* **RECORDS SHOWN**
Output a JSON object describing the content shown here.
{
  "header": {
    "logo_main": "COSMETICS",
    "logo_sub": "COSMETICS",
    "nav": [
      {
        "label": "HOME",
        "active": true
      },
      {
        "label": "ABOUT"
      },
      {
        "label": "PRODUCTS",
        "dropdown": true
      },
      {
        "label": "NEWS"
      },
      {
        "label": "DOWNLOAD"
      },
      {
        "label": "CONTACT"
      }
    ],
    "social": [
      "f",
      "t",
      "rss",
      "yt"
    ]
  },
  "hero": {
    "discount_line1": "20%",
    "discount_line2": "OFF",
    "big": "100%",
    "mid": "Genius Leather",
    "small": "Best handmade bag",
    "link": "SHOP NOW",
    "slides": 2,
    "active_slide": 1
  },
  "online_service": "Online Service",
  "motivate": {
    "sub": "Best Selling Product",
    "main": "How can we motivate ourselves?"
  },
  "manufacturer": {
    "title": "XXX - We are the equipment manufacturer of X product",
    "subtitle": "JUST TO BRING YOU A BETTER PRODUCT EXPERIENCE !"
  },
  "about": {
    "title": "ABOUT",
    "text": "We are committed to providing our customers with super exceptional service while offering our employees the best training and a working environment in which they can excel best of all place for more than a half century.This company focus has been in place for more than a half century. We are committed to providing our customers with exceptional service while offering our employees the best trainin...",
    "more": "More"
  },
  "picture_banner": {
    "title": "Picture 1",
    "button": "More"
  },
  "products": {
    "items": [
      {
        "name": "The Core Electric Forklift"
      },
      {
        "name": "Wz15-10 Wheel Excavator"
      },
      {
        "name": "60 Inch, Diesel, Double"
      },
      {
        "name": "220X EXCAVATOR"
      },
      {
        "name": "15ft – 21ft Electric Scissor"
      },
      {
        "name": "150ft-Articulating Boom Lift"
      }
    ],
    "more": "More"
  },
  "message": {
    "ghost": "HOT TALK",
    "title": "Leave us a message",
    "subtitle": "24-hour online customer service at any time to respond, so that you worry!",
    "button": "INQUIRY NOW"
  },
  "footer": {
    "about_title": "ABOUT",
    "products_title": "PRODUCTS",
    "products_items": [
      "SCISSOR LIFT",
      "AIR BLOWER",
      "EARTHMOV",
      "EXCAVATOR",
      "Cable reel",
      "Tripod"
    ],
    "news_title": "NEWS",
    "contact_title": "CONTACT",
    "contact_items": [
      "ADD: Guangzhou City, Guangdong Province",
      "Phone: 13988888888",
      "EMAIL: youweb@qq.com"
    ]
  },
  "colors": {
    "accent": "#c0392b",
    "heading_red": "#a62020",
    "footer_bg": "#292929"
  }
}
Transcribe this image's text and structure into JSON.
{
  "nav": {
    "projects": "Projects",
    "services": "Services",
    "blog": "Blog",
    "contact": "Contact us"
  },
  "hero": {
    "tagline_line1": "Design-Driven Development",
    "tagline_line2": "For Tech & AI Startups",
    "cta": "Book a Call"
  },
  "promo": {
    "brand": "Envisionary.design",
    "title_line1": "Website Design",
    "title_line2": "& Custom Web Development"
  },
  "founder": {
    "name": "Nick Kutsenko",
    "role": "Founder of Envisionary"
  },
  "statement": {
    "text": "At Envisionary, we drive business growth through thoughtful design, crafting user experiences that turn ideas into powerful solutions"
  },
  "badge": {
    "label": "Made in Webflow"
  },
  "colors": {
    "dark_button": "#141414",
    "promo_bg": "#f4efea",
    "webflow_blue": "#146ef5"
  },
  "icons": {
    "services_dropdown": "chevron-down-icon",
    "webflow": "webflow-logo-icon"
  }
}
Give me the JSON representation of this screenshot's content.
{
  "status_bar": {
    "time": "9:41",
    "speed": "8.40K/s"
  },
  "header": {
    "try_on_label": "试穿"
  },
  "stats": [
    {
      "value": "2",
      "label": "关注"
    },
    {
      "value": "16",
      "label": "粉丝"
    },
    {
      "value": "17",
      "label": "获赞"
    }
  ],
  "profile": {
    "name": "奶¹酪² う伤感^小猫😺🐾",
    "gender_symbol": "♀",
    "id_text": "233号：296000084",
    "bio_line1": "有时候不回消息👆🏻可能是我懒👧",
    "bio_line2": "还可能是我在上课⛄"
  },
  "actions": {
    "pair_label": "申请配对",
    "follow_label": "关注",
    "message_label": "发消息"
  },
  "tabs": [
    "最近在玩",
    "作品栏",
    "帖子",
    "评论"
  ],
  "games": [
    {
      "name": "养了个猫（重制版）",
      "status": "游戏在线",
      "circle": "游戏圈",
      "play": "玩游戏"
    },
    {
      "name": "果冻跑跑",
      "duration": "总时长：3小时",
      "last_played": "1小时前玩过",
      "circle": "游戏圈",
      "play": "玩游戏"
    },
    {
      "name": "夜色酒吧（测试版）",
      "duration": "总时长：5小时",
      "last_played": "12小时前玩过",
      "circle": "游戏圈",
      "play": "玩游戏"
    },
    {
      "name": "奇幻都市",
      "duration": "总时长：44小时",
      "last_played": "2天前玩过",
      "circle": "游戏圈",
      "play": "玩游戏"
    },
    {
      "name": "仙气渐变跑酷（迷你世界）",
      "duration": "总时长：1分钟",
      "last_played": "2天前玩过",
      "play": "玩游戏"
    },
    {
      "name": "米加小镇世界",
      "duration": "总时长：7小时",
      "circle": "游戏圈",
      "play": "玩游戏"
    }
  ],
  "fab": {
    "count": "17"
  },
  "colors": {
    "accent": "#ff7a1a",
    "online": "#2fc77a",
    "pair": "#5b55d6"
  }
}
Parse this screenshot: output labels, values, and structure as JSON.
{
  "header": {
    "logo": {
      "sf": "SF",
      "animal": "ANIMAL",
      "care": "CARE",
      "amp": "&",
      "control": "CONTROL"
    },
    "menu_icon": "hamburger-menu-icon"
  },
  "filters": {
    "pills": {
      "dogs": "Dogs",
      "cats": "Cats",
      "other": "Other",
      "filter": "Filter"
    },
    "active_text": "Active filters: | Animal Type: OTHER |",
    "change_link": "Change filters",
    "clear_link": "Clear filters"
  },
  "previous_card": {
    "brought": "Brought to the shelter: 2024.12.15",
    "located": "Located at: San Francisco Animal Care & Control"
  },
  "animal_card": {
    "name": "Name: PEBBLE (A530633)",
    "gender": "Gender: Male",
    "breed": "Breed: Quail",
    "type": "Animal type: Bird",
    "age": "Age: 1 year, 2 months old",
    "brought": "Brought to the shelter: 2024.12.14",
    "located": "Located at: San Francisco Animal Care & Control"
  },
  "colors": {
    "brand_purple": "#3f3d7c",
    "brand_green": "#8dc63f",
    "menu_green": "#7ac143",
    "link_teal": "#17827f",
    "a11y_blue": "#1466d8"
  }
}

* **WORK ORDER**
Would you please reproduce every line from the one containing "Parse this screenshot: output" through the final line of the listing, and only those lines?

* **RESULT BELOW**
Parse this screenshot: output labels, values, and structure as JSON.
{
  "header": {
    "logo": {
      "sf": "SF",
      "animal": "ANIMAL",
      "care": "CARE",
      "amp": "&",
      "control": "CONTROL"
    },
    "menu_icon": "hamburger-menu-icon"
  },
  "filters": {
    "pills": {
      "dogs": "Dogs",
      "cats": "Cats",
      "other": "Other",
      "filter": "Filter"
    },
    "active_text": "Active filters: | Animal Type: OTHER |",
    "change_link": "Change filters",
    "clear_link": "Clear filters"
  },
  "previous_card": {
    "brought": "Brought to the shelter: 2024.12.15",
    "located": "Located at: San Francisco Animal Care & Control"
  },
  "animal_card": {
    "name": "Name: PEBBLE (A530633)",
    "gender": "Gender: Male",
    "breed": "Breed: Quail",
    "type": "Animal type: Bird",
    "age": "Age: 1 year, 2 months old",
    "brought": "Brought to the shelter: 2024.12.14",
    "located": "Located at: San Francisco Animal Care & Control"
  },
  "colors": {
    "brand_purple": "#3f3d7c",
    "brand_green": "#8dc63f",
    "menu_green": "#7ac143",
    "link_teal": "#17827f",
    "a11y_blue": "#1466d8"
  }
}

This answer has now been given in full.